Day 6: Höybreavatnet to Storevatnet

Getting to Storevatnet is a simple matter of continuing to cross the plateau, slowly losing altitude and minimizing unnecessary climbs. There are no trails here, but the terrain is easily navigated (again, even in a cloud). I followed a chain of small lakes to Geittjonne, thus avoiding a descent into the deep Höydalen. This country is very desolate, wild, and probably picturesque in better weather, but the clouds seldom lifted high enough to give me a glimpse of the area I was traversing. When they did, though, the effect was sometimes dramatic:

There is a decently marked, but little-used trail leading south from Liabrevatnet and on along the shores of Storevatnet, where I made camp among very rough, broken terrain (no reasonable camping sites anywhere along that stretch). I was getting tired of the icy rain and wind by then. A long-sleeved shirt, a fleece hoodie, and a winter-warmth synthetic puffy under the rain jacket stayed on the entire day:

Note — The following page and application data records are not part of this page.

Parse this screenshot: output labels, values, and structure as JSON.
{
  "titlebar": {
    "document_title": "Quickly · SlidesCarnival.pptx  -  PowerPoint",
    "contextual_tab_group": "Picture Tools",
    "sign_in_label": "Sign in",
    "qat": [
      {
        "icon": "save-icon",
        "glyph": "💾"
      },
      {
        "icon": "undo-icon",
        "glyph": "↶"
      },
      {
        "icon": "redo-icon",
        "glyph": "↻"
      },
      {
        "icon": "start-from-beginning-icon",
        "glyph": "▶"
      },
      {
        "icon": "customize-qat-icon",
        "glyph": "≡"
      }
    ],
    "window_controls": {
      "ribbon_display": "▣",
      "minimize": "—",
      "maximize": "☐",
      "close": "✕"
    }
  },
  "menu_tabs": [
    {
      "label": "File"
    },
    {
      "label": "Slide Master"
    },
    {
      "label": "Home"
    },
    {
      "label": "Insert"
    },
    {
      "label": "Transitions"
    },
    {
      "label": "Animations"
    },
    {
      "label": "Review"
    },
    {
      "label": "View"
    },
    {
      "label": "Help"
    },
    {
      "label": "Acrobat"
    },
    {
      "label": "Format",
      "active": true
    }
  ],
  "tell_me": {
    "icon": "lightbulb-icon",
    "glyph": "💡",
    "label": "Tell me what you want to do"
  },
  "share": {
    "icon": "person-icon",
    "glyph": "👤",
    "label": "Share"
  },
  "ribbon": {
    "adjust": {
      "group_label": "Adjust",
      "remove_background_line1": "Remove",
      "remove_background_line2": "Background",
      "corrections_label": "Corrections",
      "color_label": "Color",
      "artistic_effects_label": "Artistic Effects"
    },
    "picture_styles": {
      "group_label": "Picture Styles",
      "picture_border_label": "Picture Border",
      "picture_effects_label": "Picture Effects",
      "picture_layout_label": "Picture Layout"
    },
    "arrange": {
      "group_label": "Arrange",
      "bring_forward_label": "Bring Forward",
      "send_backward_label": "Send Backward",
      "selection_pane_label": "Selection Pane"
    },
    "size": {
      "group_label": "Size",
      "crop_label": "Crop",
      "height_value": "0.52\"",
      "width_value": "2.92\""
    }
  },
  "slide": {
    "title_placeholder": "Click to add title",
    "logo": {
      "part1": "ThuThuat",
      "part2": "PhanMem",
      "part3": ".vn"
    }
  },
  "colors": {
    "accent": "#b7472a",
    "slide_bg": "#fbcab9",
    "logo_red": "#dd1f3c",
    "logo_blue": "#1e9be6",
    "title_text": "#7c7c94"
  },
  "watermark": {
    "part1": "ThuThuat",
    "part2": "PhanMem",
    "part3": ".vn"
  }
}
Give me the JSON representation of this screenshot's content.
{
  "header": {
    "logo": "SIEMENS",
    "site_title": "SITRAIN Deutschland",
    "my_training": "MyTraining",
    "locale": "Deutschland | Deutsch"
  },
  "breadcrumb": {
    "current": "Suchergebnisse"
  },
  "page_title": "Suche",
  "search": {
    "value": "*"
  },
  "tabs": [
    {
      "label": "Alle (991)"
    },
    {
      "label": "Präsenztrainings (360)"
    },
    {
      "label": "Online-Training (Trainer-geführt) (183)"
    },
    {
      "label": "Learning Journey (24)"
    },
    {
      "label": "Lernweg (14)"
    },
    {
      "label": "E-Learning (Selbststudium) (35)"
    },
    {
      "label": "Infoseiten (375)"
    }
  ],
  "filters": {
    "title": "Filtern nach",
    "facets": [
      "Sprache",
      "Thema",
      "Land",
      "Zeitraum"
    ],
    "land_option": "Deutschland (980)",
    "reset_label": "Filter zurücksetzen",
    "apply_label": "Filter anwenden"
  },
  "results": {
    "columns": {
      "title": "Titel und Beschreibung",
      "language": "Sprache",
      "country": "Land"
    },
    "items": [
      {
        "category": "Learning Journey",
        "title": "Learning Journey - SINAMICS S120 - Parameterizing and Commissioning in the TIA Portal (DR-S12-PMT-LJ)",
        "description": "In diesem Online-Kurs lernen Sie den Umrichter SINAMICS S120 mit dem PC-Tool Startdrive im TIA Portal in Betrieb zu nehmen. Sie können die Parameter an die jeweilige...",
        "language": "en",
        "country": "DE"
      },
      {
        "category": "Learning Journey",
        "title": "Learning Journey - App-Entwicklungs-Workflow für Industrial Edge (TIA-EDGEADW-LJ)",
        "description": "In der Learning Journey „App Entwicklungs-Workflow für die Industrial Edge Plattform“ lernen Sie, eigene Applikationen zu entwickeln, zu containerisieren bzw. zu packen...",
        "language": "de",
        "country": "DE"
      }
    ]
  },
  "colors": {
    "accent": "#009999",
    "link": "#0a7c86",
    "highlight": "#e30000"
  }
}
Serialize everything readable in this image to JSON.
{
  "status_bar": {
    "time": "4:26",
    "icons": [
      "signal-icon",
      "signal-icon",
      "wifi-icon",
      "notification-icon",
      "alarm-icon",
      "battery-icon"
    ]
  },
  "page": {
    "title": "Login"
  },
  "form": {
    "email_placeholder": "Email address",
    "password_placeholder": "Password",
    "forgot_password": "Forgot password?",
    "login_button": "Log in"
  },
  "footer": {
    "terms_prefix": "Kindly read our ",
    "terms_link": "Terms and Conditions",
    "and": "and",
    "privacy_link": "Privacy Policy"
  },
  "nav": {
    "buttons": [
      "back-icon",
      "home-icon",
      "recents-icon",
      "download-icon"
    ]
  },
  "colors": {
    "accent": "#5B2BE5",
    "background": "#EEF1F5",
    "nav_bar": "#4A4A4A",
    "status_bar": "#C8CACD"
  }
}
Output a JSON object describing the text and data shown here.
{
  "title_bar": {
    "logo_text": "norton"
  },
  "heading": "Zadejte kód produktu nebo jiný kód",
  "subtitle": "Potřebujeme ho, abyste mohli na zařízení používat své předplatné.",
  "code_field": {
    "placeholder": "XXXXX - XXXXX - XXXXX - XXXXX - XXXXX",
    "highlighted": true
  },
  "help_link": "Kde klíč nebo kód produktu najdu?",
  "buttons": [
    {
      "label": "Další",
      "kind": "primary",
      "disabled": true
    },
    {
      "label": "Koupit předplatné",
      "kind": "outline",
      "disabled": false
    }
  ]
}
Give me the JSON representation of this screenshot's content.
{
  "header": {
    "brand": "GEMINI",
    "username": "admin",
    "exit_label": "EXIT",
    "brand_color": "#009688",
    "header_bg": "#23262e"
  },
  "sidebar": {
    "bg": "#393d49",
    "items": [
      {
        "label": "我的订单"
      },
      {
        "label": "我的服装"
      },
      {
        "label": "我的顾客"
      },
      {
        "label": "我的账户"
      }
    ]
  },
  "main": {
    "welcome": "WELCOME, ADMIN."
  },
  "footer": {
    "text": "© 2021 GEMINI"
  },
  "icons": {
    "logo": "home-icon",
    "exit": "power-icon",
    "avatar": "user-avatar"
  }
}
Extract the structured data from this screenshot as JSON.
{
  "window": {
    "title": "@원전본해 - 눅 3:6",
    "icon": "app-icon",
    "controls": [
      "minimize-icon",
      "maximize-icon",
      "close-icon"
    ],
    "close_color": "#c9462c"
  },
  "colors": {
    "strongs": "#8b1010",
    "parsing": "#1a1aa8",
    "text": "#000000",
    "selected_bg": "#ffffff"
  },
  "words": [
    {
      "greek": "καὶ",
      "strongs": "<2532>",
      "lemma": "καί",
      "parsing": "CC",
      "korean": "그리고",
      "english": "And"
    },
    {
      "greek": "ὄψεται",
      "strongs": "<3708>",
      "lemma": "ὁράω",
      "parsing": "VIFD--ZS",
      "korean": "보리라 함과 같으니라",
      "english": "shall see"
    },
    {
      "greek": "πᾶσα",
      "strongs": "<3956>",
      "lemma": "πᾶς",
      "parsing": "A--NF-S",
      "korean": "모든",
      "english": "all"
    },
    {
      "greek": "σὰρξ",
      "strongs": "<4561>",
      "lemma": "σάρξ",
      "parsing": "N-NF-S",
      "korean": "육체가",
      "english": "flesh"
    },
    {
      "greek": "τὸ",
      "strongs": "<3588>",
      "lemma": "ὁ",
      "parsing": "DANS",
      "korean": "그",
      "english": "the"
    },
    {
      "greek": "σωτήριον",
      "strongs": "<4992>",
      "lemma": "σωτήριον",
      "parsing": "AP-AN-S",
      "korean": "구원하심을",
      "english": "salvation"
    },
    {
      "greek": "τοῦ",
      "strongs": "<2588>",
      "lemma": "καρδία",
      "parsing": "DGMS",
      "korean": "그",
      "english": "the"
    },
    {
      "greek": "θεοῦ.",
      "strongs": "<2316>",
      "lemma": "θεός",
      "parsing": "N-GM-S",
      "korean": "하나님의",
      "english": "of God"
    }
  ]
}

Day 7: Storevatnet to Rundhaugan

The way around the south-western corner of lake Storevatnet looks simple on the map, but in reality the ground is so uneven that it takes a long time to navigate this maze of gullies and boulders. There are cairns, but I had some trouble following them in the continuing low-visibility conditions. After crossing the dam at the southernmost tip of Storevatnet, the trail climbs higher and ultimately goes over the top of Krosshöe before plunging into the valley below towards Krossbu and Highway 55. The stretch over Krosshöe seems pleasant, but it was high enough to bring me smack into the middle of a particularly dense cloud, so the visibility was non-existent. Once over the top, I cut a corner by avoiding the descent towards Krossbu and instead headed southwest across the easily navigable meadows, rejoining the trail at the landmark glacier of Smörstabbstindan:

The entire stretch from the top of Krosshöe and south as far as Skogadalsböen (see Day 8) offered the easiest walking on this entire route. The contrast is particularly remarkable compared to the extremely rugged, slippery, and barely used trails around Storevatnet. Here there is finally a well-trodden path, and the valley bottom is fairly even and covered with grass. This region is also clearly more popular with tourists, and I met the first Homo sapiens since Sota (Day 3).

Day 8: Rundhaugan to Vettifossen

After a cold, still, moonlit night promising drier conditions I shook the ice droplets off the tarp and started my long descent from the pass of Rundhaugan (1500 m) into the mighty valley of Utla. The landscape is alpine until the joining of two valleys: Vetle- and Storutladalen. At some point the valley almost becomes a canyon, but the path is uniformly good, making for good speed. At this point lemmings suddenly became abundant and continued to scamper about the path ahead of me all the way to Övre Årdal.

Storutladalen no longer feels very alpine: it is a large, deep, forested valley. South of the manned (and apparently very popular) shelter of Skogadalsböen the valley becomes a deep canyon, and the trail climbs all the way up from 800 m to nearly 1300 m (!) before plunging steeply back into the valley just before Vettifossen. The path is very well-used and trivial to follow, but extraordinarily muddy. Prepare to sink ankle-deep now and then! The considerable vertical gain in combination with swampy areas slows down the progress, but this stretch offers dramatic views of the peaks west of Utla valley and the valley itself:

Vettifossen is an impressively high (over 200 m) waterfall. The trail crosses the stream just above it, offering a good bird-eye's view:

The last camp, in an impossibly waterlogged and slug-infested forest just upstream of Vettifossen. Not very cosy, but worth it for the privilege of having an evening splash in the stream above the cataracts:

Day 9: Vettifossen to Övre Årdal

After Vettifossen the trail descends very steeply into the valley, soon afterwards it becomes an unpaved road, and finally an asphalted road leading into Övre Årdal, from where you can take a bus to Oslo or Bergen. And that's about it.